Nitrogen fertility studies on the buffalo gourd (Cucurbita foetidissima) grown as an annual root crop
AuthorMcGriff, Terry Lee, 1952-
AdvisorHamilton, Keith C.
MetadataShow full item record
PublisherThe University of Arizona.
RightsCopyright © is held by the author. Digital access to this material is made possible by the University Libraries, University of Arizona.

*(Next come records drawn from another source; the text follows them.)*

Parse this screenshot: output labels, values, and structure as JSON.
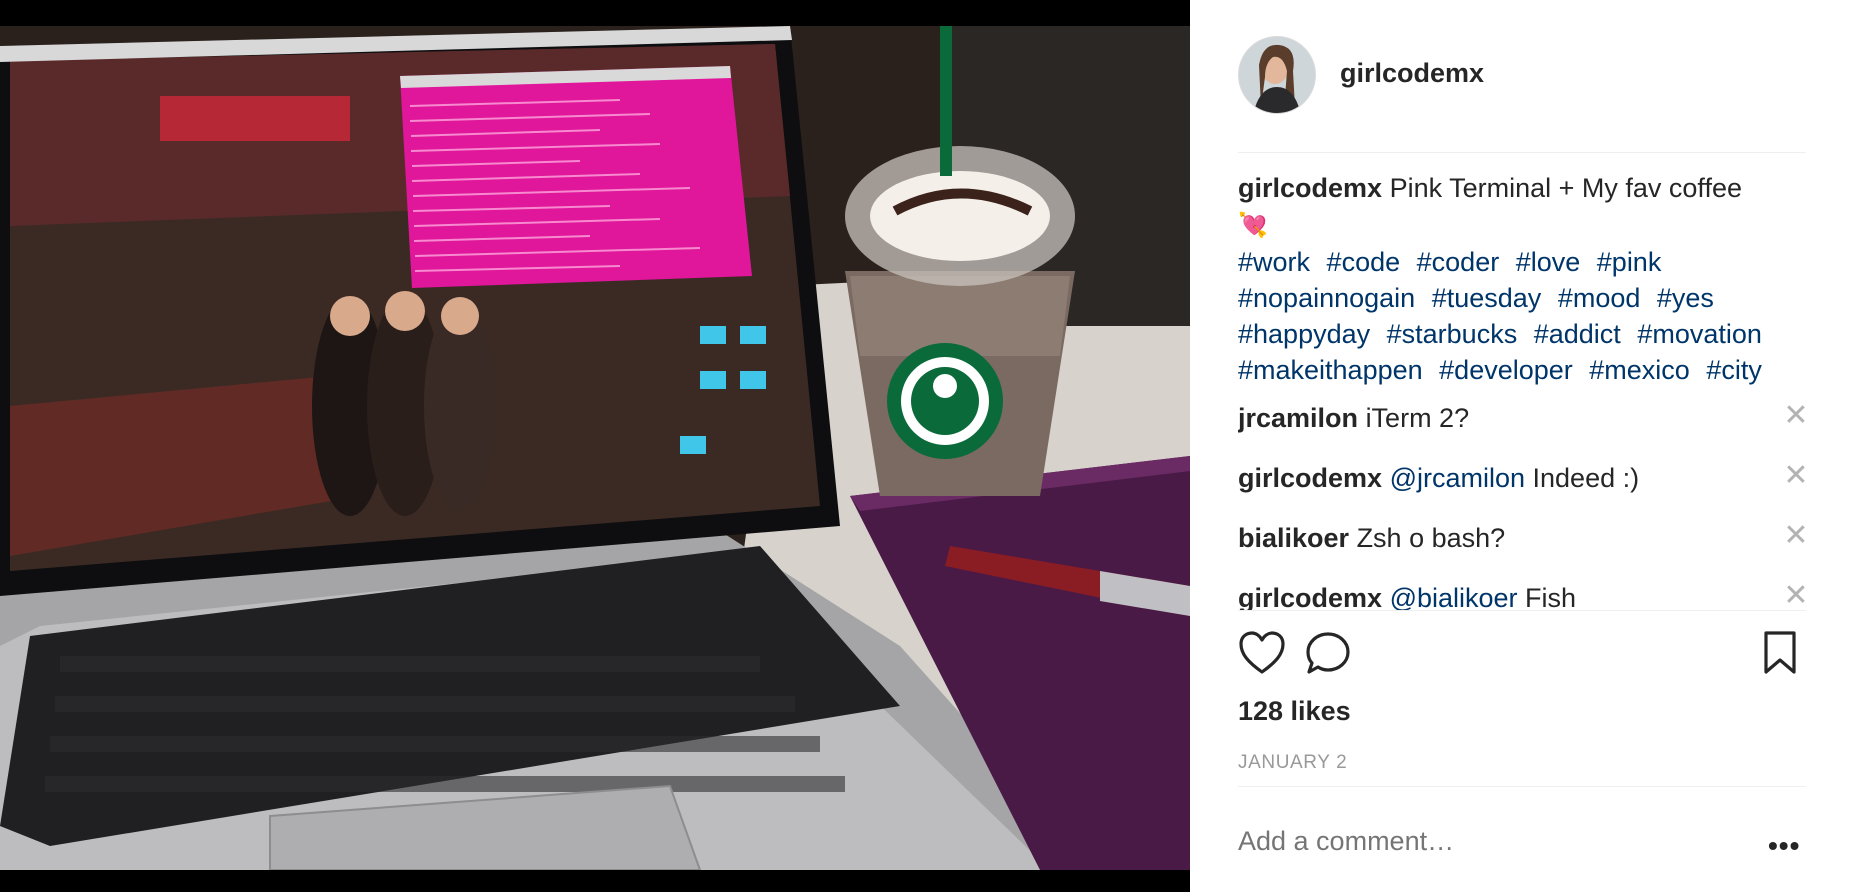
{
  "post": {
    "username": "girlcodemx",
    "caption_text": "Pink Terminal + My fav coffee",
    "caption_emoji": "💘",
    "hashtags": [
      "#work",
      "#code",
      "#coder",
      "#love",
      "#pink",
      "#nopainnogain",
      "#tuesday",
      "#mood",
      "#yes",
      "#happyday",
      "#starbucks",
      "#addict",
      "#movation",
      "#makeithappen",
      "#developer",
      "#mexico",
      "#city"
    ]
  },
  "comments": [
    {
      "user": "jrcamilon",
      "mention": "",
      "text": "iTerm 2?"
    },
    {
      "user": "girlcodemx",
      "mention": "@jrcamilon",
      "text": "Indeed :)"
    },
    {
      "user": "bialikoer",
      "mention": "",
      "text": "Zsh o bash?"
    },
    {
      "user": "girlcodemx",
      "mention": "@bialikoer",
      "text": "Fish"
    }
  ],
  "likes": "128 likes",
  "date": "JANUARY 2",
  "add_comment_placeholder": "Add a comment…",
  "icons": {
    "like": "heart-icon",
    "comment": "comment-bubble-icon",
    "save": "bookmark-icon",
    "delete": "close-icon",
    "more": "more-options-icon"
  }
}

Further transmission, reproduction or presentation (such as public display or performance) of protected items is prohibited except with permission of the author.
AbstractA fertility study was initiated at the Maricopa Agricultural Center in 1984 to determine how nitrogen levels influenced growth, development, and root yield of the potential domesticate, buffalo gourd (Cucurbita foetidissima). Nitrogen had little or no effect upon the following parameters: seedling emergence, early growth rates, specific leaf weights, individual root weights, consumptive water use, canopy organic N content, and nitrate and ash content of all organs. Percent root dry matter and total carbohydrate content dropped linearly as N was increased, whereas canopy dry matter production, root organic N content, petiole nitrate concentration, and leaf area indices exhibited a positive linear response. A quadratic response curve best fitted fresh weight root yields, total root dry matter and carbohydrate production, water use efficiencies, and final plant populations. A modest amount of N (84 kg ha⁻¹) provided maximum yield response in this feral species grown at 405,000 plants ha⁻¹.
Degree ProgramGraduate College